(Dataset rows describing interfaces)
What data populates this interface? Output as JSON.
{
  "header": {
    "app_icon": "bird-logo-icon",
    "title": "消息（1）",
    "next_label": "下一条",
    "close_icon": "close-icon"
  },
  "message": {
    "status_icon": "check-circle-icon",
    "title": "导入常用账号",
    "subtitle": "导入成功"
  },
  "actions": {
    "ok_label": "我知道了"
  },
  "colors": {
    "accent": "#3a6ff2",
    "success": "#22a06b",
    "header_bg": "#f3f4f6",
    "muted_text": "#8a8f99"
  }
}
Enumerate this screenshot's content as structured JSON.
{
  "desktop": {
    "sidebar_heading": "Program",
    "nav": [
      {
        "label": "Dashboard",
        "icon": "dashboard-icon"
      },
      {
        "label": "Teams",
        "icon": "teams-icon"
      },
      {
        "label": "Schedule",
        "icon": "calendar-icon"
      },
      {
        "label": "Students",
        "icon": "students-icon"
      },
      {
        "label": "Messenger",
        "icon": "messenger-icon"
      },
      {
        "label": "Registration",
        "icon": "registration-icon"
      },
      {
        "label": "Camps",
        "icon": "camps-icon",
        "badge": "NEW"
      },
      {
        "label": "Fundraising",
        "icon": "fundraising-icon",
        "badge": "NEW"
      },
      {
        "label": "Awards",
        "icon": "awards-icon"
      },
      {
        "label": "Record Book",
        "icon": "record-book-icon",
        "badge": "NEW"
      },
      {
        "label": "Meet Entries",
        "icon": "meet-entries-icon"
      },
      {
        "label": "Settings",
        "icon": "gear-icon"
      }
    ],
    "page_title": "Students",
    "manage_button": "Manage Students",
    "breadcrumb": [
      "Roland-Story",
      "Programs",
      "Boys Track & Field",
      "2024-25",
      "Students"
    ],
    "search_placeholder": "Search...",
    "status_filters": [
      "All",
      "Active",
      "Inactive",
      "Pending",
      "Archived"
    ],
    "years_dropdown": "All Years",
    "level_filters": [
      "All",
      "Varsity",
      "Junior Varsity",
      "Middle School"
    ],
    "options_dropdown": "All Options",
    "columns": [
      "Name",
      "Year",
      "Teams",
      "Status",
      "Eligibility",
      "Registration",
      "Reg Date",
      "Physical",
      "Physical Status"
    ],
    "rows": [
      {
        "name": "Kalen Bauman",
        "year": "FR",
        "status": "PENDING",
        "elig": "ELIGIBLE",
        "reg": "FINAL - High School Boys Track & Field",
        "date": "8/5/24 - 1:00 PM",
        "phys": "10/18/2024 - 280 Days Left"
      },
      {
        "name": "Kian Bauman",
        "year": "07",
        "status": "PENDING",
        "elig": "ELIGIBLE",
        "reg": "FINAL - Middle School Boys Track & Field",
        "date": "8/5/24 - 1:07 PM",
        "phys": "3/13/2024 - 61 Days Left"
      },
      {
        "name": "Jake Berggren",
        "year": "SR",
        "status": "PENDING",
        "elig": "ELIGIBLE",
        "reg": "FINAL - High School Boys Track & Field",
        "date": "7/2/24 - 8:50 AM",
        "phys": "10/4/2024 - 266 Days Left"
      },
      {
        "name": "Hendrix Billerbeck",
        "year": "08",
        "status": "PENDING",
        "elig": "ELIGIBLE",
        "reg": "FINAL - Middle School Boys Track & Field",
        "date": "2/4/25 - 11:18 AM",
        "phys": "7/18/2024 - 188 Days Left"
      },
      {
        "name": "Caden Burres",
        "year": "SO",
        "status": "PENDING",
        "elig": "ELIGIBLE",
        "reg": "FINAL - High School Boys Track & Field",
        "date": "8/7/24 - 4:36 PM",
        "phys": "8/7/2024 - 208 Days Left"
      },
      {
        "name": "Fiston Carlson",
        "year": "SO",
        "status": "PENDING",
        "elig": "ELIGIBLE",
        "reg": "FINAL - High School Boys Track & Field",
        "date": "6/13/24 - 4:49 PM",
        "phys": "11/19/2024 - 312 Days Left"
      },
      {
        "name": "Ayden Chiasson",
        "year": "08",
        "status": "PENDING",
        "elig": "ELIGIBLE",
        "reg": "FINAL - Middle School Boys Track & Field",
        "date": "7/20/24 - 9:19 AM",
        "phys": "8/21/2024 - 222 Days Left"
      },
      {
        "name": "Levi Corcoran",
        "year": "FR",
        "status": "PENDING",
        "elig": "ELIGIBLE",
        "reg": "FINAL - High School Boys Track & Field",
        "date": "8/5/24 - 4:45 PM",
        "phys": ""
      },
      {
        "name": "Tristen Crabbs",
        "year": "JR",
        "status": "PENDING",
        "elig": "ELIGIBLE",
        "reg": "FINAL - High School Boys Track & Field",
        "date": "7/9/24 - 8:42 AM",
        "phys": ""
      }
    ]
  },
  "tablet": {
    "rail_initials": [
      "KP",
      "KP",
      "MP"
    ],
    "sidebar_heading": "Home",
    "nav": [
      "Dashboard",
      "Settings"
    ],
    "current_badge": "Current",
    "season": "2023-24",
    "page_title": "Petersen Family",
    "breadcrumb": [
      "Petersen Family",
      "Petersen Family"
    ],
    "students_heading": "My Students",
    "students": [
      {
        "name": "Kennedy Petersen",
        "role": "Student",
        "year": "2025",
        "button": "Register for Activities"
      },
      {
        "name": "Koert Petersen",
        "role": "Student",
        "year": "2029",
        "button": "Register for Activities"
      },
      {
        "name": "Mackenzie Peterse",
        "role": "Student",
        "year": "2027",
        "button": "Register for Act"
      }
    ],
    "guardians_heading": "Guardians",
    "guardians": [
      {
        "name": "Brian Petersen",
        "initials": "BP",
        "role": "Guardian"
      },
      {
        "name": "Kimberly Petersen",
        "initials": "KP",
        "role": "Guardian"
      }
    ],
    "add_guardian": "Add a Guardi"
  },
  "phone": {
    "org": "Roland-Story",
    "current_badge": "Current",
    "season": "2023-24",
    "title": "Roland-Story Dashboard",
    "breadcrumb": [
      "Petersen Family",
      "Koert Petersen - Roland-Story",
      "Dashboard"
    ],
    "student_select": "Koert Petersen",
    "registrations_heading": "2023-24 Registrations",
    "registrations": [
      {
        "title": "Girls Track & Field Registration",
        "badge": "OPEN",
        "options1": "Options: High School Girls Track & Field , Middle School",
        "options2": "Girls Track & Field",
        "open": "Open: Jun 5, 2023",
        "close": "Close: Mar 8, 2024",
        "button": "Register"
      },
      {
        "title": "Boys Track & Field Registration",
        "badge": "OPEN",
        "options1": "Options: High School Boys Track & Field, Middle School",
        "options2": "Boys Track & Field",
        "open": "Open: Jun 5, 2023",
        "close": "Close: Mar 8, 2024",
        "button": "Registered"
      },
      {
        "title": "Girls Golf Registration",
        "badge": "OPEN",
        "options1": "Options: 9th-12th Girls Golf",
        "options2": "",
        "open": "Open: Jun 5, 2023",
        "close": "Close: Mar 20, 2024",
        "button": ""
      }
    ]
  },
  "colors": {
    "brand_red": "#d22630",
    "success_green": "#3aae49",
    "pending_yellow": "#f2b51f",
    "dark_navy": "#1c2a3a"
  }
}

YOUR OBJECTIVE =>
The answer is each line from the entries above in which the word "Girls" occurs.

ANSWER TO THIS TASK =>
        "title": "Girls Track & Field Registration",
        "options1": "Options: High School Girls Track & Field , Middle School",
        "options2": "Girls Track & Field",
        "title": "Girls Golf Registration",
        "options1": "Options: 9th-12th Girls Golf",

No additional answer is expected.